- 23 London Canal Museum, 12/13 New Wharf Rd, N1 9RT (London), ☎ . Tu-Su 10:00-16:30. Exhibits explaining the history of London's canals. Housed in a former ice warehouse on Regent's Canal. £4, £2 children.
- 24 Black Country Living Museum, 2 Tipton Rd (Dudley). a 26 acre mostly outdoor recreation of the local area during the last 100 years. It includes its own internal bus service, coal mine, funfair, canal port, rebuilt houses from the period and more traditional museum displays. You can easily spend a whole day living in the past. Also narrow boat trips into the caverns under Dudley's Castle Hill. £17.50 adults; £8.75 kids.
- 25 Farnborough Air Sciences Trust Museum (FAST), Trenchard House, 85 Farnborough Road, GU14 6TF (Farnborough, Hampshire), ☎ . Sa, Su, bank holiday Mː 10ː00 - 16ː00. The birthplace of British aviation, Farnborough was used for research and development of balloon technology as early as the 1880s. After the first powered flight in Britain in 1908, the town became heavily involved in the aerospace industry, and saw many landmark moments throughout the 20th century. The FAST Museum charts this history, and you can also visit other sites and monuments connected to the industry around town. Free.
- 26 Anderton Boat Lift, Lift Lane, Anderton, Northwich, CW9 6FW (Northwich, Cheshire), ☎ , e-mail: email@example.com. Sa, Su 9:30–16:00. Built in 1875 to lift cargo boats 50 ft (15.24 metres) between the Weaver Navigation and the Trent and Mersey Canal. Today, you can make the same journey on board the Edwin Clark boat, as well as visit an exhibition about the lift.

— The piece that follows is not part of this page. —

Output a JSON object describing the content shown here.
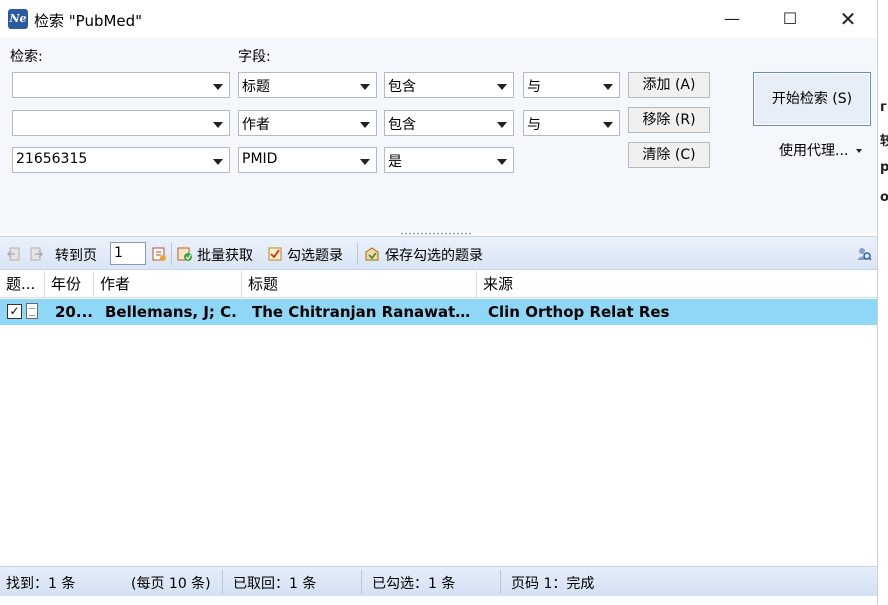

Free.
- West Somerset Railway, the country's longest heritage railway
- Around the World in Eighty Days, a fictional voyage beginning and ending in 19th century London
- British Empire
- Rail travel in the United Kingdom#Heritage and steam railways
- Industrialization of the United States
- American Industry Tour through the northeastern United States
- Route der Industriekultur in Germany
- Industrial tourism
- Science tourism